In fact, if you head down south a bit, then a bit west, near Bordeaux, you will find Marmande. A French town that's mostly known for its tomato production, but once a year, it becomes host to Garorock, a music festival that breaks all ideas of genre-boundaries and just gives people an excuse to let loose and soak up that Southern French sun. It also sees more than triple the actual towns 17,949 population per day (With more than 145,500 attending this years over the weekend).

Its first instalment came back in 1997, and ever since it’s grown from strength to strength. Over the last few years in particular headliners have included Muse, Foals, MIA, Marilyn Manson and further down the bill a pre-second album Slaves. So there’s never really been any draw or attraction missing, that’s for sure.

This year presents itself as no different, but first there’s the case of getting there. Travelling from England presents only a few options given the area isn't exactly an international hub. The most common route in is via airplane, landing at Bergerac, a cool hour or so outside of Marmande.

I was staying in a house in a town fifteen or so miles down the road from the festival, so if camping isn't your scene you can easily find Air B'n'B's dotted around the country-side, or in neighbouring towns. But as you make your way through the wooded land that plays host each year to this hidden gem of a festival, tents soon begin to appear in various sections that will be lay waste by the end of the weekend to both the African sun that's appeared over France this week, and the unstoppable fray of kids letting loose.

The site itself is made up of three key stages - including a pair of twinned main stages - it's almost impossible to get lost on the site itself. The two towering stages, Garonne and Plaine, take their focal point, while directly in line with them the smaller, shipping container bordered Garoclub Deezer stage always finds itself a beacon of thumping dance and hip-hop.

Running from Thursday to Sunday, due to flight scheduling I missed the first day which played host to helmet-clad DJ Marshmello, and Brighton duo Blood Red Shoes, but the rest of the weekend made sure to make up for it, with a wealth of French acts and a curious smattering of English ones.

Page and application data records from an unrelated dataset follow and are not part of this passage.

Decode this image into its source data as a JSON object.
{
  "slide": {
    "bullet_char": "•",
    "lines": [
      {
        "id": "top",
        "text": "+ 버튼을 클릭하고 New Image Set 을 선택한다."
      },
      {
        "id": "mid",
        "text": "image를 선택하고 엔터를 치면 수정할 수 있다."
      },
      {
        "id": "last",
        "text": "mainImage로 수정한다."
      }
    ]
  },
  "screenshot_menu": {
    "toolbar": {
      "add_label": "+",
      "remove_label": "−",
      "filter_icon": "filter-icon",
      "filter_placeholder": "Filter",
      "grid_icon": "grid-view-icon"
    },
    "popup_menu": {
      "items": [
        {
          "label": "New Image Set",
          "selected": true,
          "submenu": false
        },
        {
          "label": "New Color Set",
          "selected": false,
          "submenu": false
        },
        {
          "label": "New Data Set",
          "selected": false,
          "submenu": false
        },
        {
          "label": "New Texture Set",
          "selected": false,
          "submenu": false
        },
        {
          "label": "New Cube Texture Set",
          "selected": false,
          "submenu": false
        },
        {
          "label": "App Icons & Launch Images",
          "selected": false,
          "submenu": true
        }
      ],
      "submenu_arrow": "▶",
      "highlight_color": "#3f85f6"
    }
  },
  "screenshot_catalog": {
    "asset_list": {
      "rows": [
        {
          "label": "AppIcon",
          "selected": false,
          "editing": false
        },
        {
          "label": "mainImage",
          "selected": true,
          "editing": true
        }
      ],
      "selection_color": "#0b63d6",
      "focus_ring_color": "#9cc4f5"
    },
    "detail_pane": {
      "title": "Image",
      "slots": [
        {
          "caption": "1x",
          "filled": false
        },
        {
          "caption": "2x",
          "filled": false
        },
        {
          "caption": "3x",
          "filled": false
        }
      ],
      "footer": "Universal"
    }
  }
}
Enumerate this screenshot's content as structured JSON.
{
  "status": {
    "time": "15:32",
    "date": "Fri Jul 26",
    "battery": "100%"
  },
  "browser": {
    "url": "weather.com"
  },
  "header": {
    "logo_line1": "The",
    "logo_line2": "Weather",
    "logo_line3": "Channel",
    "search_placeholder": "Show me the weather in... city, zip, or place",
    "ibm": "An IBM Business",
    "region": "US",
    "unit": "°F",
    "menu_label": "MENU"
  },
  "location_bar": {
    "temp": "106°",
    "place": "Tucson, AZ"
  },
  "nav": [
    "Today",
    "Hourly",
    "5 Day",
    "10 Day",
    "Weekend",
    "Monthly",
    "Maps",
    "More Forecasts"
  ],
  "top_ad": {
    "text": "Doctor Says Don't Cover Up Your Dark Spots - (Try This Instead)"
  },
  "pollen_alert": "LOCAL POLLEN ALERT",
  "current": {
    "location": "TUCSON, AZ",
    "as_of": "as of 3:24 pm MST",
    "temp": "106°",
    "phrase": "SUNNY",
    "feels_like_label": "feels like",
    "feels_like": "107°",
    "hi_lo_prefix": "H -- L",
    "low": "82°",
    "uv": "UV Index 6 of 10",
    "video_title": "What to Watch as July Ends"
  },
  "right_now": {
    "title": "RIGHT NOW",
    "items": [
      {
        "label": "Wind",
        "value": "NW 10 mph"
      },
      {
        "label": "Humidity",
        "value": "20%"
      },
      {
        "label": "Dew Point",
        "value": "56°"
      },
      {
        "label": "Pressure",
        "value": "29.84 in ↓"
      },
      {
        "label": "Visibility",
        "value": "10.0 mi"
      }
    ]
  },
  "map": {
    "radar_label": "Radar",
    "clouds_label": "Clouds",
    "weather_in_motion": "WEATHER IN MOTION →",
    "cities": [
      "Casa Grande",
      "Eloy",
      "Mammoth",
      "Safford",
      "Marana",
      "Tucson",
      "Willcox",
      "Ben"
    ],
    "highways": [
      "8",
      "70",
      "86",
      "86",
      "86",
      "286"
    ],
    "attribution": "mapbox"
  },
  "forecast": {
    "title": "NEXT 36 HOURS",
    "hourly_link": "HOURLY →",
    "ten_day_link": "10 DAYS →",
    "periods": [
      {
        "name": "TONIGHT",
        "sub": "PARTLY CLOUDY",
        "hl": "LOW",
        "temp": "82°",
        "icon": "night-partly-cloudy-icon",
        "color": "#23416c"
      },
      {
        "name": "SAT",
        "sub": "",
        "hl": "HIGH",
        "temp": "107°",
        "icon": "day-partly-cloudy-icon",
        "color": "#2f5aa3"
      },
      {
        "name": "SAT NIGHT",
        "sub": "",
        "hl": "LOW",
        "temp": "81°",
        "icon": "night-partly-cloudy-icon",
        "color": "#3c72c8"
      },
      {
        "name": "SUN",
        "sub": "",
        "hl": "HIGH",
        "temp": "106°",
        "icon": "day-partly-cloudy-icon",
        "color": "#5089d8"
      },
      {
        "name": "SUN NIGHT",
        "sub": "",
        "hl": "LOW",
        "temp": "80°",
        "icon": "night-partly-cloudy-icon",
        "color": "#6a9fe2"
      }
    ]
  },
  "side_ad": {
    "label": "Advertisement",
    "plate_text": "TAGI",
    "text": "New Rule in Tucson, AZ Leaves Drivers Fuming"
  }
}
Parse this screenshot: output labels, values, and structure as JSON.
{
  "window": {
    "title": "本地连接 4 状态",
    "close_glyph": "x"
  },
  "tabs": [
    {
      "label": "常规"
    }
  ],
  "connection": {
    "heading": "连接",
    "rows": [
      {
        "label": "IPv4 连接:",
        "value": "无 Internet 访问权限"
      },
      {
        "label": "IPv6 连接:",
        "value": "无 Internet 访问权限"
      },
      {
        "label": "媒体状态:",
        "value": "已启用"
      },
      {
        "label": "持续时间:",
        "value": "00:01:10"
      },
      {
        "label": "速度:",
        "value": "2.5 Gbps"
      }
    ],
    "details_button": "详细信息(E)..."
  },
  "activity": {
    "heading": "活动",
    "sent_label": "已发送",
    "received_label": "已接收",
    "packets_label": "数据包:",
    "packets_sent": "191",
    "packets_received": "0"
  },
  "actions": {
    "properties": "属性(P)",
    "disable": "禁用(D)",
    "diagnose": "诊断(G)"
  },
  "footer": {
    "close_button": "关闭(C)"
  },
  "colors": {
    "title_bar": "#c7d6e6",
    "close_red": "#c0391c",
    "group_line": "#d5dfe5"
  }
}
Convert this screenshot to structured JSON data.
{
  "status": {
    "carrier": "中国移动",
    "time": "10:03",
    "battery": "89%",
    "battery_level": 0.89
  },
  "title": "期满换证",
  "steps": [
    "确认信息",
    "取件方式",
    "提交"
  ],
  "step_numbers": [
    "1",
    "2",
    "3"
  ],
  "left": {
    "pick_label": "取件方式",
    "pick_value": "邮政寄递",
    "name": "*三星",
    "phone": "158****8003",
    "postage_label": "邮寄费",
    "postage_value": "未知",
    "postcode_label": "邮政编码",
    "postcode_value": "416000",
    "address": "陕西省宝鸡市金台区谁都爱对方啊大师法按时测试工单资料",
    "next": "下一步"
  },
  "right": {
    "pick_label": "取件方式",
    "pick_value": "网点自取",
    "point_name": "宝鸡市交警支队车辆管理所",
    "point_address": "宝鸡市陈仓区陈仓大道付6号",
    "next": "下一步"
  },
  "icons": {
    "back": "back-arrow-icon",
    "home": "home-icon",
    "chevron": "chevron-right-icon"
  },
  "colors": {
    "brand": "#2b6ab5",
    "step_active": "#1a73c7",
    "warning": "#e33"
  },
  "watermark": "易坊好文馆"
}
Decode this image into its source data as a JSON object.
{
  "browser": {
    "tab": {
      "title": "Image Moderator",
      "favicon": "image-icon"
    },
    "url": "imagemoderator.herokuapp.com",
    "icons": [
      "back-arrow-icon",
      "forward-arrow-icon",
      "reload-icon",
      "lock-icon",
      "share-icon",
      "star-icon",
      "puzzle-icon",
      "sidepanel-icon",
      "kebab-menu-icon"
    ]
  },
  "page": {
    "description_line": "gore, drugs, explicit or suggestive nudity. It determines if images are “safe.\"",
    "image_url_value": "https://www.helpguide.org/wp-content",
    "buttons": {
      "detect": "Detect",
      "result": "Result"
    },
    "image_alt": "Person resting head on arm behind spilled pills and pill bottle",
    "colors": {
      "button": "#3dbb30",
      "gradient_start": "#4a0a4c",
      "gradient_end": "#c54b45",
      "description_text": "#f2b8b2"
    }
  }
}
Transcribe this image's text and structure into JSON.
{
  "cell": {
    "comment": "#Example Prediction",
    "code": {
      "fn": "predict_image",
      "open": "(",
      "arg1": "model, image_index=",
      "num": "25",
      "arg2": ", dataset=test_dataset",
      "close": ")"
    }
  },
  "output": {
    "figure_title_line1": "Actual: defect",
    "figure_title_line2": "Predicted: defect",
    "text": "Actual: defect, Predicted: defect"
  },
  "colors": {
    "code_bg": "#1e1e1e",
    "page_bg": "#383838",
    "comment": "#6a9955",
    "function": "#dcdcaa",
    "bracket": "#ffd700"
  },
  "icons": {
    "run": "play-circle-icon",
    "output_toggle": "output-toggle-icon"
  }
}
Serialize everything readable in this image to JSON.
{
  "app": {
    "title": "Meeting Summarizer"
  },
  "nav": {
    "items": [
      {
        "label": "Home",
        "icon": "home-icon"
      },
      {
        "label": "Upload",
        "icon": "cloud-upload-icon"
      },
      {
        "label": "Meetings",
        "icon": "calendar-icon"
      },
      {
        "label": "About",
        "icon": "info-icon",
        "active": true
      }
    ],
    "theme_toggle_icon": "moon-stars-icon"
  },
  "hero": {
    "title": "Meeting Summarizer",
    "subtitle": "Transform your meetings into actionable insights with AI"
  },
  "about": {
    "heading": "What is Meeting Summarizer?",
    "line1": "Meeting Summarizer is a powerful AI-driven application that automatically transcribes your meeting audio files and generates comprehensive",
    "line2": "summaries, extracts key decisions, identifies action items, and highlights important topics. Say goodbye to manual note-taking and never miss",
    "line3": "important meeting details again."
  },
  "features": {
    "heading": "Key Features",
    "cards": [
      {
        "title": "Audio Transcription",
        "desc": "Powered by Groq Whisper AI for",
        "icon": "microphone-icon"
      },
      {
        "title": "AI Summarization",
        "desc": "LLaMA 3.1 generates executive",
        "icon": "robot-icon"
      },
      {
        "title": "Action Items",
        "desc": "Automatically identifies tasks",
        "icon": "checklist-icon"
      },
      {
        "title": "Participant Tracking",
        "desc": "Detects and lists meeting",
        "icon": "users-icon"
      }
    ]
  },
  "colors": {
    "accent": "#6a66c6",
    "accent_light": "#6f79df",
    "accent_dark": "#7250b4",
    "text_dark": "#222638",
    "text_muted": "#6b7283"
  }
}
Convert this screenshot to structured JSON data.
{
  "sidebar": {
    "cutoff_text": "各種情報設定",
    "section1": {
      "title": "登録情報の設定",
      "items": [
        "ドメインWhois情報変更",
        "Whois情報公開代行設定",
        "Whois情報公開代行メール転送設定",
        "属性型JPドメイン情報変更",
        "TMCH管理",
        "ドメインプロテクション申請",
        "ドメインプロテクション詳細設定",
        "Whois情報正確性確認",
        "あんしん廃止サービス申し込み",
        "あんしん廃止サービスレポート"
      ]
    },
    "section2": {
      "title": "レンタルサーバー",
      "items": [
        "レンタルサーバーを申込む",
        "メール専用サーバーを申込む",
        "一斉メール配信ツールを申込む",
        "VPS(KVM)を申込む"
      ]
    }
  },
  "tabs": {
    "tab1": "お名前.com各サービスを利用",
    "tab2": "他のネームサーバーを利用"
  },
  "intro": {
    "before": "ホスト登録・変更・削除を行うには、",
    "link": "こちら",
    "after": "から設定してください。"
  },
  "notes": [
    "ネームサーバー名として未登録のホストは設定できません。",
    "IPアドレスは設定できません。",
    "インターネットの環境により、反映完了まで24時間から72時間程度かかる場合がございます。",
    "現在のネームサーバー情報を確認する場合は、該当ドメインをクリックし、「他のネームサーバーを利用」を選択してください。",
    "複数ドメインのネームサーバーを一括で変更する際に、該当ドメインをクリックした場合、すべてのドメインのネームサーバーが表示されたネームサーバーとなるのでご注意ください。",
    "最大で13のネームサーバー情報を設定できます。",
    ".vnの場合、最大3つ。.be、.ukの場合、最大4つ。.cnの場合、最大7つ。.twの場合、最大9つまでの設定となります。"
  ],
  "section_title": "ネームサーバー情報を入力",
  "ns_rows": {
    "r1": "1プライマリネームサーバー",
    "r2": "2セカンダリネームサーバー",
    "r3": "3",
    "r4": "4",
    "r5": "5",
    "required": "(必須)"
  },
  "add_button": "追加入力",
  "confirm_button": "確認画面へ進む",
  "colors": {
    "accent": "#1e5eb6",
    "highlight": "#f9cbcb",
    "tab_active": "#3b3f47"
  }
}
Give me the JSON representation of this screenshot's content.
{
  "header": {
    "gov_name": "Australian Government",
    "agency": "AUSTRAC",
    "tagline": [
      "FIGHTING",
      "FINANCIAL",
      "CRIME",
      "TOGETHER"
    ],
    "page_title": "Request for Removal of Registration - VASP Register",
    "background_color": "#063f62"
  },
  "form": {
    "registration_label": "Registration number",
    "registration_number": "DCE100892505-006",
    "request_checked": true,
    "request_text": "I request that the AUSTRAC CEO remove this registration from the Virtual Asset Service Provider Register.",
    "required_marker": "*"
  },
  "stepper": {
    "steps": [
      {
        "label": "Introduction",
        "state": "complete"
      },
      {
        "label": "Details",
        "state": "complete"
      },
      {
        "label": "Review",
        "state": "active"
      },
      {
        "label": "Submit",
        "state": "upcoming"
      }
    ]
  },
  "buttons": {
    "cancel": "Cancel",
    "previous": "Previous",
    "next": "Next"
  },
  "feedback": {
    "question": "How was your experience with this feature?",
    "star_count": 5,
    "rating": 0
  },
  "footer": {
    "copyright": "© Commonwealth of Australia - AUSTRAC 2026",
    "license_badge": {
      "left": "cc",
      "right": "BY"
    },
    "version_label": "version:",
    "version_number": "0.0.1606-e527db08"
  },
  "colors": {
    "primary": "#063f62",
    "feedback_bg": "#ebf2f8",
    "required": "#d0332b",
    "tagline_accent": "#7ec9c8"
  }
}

You tend to arrive on site later in the evening as mains acts don't start until six or seven pm, leaving plenty of time to explore the region - or laze by a pool if you're that way inclined, no noise carries until you reach the opening of the trees, its then that you find the familiar rumble of bass, and the slow passage of revellers making their way to the site from wherever they're kipping.

One of the real reasons for attending a festival like Garorock is to get a better understanding of what’s happening in cultures over in mainland Europe. In France it would appear to be a whole heap of dance, hip-hop and electronic culture.

On the Deezer Club stage, Kap Bambino are the perfect embodiment of what Garorock represents for the local kids - loud and brash beats, like something out of Crystal Castles circa 2006. Similarly over on the main stages, the French influence is strong. Columbine, an act with severe clout and the ability to command the thousands of bodies before them, appear to speak on a higher societal level backed by genre-bending beats. Georgio is another figure who can bring a crowd to attention and has a certain emotional anchor to the melodies that drive his smooth French

There’s something particularly enchanting and dangerous about Therapie Taxi’s performance. Flitting between energy-fuelled jams and the trope of proposing during a bands set is easily over-done at this point, but pulling on stage a young lesbian couple who do so feels like a joyous culmination of all that the culture Garorock is celebrating.

Of the headliners, the first, Christine and the Queens - a France native, no less - seems rightly at home with her emotive and charged dancing, and every song is performed in her mother tongue (sadly I don't speak French, nothing above 'Oui', 'Pommes' and 'Bonjour' so what she was saying is beyond me.)

One of the more odd-names on the billing, Sum 41 prove that Garorock is about catering to all music fans. A set that delivers raucous pop-punk hits of yesteryear and metal driven jams of more recent, the predominantly dance-obsessed crowd are not only welcoming but ready to let loose at a moments notice.

Given they found their start on a French label, and they in fact played here six years ago, Two Door Cinema Club make cool work of the sun-dried crowd. Up-tempo disco rhythm of their newer material matches perfectly with the indie-driven focus of their bright earlier to begin the conclusion of short but sweet weekend.

The closing ceremony falls to both Interpol and Macklemore, with the former putting a display of emotional goodness with their effortless New York-chic cool suits (including singer Paul Banks in sunglasses for the duration). It’s worth noting that the crowd was particularly barren, with the majority choosing to wait next door for Macklemore. A proof of the burden for bands at these smaller, regional European festivals, but being a lover of Interpol’s timeless darkness this was a moment of joy (and yes, tears were shed).

Macklemore, as expected, brings out a show that does its best to prove he’s a lot more than ‘Thrift Shop’, even though it receives the largest reaction of any of his back catalogue.

As the festival closes for another year, the real joy is what will await next year. Given their ability to book acts of all sizes and scales, while retaining an untouched beauty, Garorock is certain worth a bet if you’re wanting to get immersed in a different culture while knowing you’ll be able to see some of your favourites acts out of their comfort zone.